Component data from apps and pages:
= = =

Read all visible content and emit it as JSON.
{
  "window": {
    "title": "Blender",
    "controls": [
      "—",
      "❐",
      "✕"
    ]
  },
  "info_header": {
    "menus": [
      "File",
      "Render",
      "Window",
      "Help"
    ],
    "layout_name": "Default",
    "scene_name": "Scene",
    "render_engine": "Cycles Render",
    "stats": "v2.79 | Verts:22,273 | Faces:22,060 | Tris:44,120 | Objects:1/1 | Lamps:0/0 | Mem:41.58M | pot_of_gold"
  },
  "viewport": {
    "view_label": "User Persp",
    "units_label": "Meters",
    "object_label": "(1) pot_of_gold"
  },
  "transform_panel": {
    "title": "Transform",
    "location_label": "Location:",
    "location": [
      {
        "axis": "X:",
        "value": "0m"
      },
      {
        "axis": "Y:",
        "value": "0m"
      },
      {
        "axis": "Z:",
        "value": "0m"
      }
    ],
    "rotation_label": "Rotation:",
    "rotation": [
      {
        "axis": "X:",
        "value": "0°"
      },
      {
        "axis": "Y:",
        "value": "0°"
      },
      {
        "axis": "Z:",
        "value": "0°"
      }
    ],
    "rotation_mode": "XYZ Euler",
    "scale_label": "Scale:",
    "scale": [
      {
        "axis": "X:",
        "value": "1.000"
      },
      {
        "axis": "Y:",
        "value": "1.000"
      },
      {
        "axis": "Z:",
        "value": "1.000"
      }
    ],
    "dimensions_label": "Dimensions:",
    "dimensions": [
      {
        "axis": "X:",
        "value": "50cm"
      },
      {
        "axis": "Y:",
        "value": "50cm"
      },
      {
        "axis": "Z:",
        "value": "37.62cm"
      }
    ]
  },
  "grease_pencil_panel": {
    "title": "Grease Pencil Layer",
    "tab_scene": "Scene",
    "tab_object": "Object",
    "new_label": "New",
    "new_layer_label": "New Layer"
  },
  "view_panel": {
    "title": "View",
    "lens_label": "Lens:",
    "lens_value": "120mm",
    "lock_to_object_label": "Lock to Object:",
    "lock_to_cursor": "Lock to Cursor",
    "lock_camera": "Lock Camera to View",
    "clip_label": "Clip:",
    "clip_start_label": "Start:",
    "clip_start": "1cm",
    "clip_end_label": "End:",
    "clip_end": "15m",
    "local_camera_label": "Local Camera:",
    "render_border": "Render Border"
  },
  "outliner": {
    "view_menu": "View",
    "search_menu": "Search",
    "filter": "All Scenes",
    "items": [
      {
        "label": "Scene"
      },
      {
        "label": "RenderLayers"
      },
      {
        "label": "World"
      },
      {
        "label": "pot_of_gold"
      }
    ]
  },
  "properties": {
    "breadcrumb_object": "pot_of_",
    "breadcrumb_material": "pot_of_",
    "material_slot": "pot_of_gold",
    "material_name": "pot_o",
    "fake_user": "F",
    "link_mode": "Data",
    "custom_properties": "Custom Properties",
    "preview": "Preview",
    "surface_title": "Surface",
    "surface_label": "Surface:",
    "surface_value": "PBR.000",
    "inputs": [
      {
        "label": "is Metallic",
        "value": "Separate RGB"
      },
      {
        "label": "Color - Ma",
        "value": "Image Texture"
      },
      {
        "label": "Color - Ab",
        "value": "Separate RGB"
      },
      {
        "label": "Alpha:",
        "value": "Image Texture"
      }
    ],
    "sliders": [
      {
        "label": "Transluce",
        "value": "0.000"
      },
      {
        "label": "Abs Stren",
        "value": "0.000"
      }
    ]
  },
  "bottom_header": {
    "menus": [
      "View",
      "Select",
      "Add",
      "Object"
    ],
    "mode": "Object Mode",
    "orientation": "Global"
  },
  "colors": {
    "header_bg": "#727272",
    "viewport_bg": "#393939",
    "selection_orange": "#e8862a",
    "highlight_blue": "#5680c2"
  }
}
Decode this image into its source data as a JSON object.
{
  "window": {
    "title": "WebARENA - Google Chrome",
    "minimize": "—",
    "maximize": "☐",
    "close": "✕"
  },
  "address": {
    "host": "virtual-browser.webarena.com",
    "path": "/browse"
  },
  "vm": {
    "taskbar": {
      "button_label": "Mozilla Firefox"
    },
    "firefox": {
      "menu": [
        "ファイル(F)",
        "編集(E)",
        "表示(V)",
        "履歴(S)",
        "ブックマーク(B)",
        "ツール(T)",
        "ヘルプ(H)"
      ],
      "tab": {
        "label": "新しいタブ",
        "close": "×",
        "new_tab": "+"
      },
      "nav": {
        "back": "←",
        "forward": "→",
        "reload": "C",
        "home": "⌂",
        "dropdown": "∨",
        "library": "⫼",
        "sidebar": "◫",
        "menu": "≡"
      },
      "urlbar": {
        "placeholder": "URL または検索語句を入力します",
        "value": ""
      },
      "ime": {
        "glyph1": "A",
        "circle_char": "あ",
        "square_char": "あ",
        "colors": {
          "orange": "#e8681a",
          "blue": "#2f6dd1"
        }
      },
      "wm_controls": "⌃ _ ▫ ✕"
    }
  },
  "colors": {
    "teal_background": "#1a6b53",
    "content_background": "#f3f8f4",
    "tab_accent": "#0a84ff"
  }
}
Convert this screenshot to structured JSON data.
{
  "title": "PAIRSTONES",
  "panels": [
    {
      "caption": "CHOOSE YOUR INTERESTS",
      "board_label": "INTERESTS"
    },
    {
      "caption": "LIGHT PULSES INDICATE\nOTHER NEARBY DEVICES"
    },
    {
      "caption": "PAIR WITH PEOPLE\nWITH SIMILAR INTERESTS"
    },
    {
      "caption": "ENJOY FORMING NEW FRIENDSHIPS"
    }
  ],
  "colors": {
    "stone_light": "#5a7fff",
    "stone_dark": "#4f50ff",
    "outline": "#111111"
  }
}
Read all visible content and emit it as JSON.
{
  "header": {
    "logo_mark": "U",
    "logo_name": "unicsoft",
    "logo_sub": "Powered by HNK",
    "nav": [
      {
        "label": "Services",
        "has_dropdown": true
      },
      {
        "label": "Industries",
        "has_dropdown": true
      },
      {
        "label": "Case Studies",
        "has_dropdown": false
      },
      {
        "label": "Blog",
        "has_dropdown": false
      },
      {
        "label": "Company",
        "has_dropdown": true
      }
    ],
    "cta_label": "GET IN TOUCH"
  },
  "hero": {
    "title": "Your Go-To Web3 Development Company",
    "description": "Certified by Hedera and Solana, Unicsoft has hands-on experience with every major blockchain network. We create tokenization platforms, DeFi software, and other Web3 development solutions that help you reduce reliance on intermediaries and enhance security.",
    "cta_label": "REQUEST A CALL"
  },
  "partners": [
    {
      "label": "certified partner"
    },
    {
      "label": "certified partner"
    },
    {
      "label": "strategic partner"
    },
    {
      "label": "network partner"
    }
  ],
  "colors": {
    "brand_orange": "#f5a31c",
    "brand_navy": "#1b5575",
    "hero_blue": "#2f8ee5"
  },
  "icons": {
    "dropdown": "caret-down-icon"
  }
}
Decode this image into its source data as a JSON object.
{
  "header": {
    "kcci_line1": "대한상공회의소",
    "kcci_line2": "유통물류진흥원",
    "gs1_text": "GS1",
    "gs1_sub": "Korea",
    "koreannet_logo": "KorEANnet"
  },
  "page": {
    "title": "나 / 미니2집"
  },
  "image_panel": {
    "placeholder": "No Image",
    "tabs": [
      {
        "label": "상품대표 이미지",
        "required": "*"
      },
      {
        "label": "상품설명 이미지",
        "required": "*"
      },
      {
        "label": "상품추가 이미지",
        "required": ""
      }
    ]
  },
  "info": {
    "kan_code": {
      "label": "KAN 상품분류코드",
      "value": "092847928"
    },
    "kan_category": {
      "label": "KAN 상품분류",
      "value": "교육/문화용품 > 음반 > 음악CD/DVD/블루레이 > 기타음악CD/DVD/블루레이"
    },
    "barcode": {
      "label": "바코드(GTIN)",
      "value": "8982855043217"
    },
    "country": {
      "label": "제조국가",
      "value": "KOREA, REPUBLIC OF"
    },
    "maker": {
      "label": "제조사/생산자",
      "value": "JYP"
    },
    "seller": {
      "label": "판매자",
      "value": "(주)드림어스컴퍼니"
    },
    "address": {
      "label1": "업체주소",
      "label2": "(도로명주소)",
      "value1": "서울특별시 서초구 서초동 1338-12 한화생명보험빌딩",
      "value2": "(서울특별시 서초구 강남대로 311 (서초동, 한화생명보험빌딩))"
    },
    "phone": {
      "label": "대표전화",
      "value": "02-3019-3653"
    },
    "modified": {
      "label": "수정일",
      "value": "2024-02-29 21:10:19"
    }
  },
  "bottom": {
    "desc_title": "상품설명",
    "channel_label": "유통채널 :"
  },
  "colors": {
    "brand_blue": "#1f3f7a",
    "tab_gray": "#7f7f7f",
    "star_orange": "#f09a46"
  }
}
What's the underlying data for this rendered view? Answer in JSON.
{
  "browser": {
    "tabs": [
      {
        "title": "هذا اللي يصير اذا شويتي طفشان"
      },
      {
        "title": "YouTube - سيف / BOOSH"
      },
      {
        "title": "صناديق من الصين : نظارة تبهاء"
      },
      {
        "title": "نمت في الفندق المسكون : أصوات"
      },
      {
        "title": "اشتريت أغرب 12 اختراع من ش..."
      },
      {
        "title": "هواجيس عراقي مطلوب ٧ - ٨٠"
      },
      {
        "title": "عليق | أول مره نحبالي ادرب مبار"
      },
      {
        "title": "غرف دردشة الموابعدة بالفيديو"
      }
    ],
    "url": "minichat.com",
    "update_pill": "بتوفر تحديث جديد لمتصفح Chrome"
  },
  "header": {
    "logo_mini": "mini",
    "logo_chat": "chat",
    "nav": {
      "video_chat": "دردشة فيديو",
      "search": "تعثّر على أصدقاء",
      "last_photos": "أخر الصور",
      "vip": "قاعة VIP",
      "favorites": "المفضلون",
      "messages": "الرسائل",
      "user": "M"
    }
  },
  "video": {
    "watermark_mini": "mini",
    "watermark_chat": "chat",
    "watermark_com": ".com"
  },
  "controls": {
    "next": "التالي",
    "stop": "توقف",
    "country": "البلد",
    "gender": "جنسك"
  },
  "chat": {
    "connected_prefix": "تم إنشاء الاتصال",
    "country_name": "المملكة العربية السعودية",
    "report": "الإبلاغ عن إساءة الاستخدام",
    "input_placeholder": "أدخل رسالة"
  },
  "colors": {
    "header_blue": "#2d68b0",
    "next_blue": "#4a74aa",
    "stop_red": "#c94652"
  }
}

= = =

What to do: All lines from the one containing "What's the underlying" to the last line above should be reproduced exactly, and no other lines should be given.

Response for this exercise:
What's the underlying data for this rendered view? Answer in JSON.
{
  "browser": {
    "tabs": [
      {
        "title": "هذا اللي يصير اذا شويتي طفشان"
      },
      {
        "title": "YouTube - سيف / BOOSH"
      },
      {
        "title": "صناديق من الصين : نظارة تبهاء"
      },
      {
        "title": "نمت في الفندق المسكون : أصوات"
      },
      {
        "title": "اشتريت أغرب 12 اختراع من ش..."
      },
      {
        "title": "هواجيس عراقي مطلوب ٧ - ٨٠"
      },
      {
        "title": "عليق | أول مره نحبالي ادرب مبار"
      },
      {
        "title": "غرف دردشة الموابعدة بالفيديو"
      }
    ],
    "url": "minichat.com",
    "update_pill": "بتوفر تحديث جديد لمتصفح Chrome"
  },
  "header": {
    "logo_mini": "mini",
    "logo_chat": "chat",
    "nav": {
      "video_chat": "دردشة فيديو",
      "search": "تعثّر على أصدقاء",
      "last_photos": "أخر الصور",
      "vip": "قاعة VIP",
      "favorites": "المفضلون",
      "messages": "الرسائل",
      "user": "M"
    }
  },
  "video": {
    "watermark_mini": "mini",
    "watermark_chat": "chat",
    "watermark_com": ".com"
  },
  "controls": {
    "next": "التالي",
    "stop": "توقف",
    "country": "البلد",
    "gender": "جنسك"
  },
  "chat": {
    "connected_prefix": "تم إنشاء الاتصال",
    "country_name": "المملكة العربية السعودية",
    "report": "الإبلاغ عن إساءة الاستخدام",
    "input_placeholder": "أدخل رسالة"
  },
  "colors": {
    "header_blue": "#2d68b0",
    "next_blue": "#4a74aa",
    "stop_red": "#c94652"
  }
}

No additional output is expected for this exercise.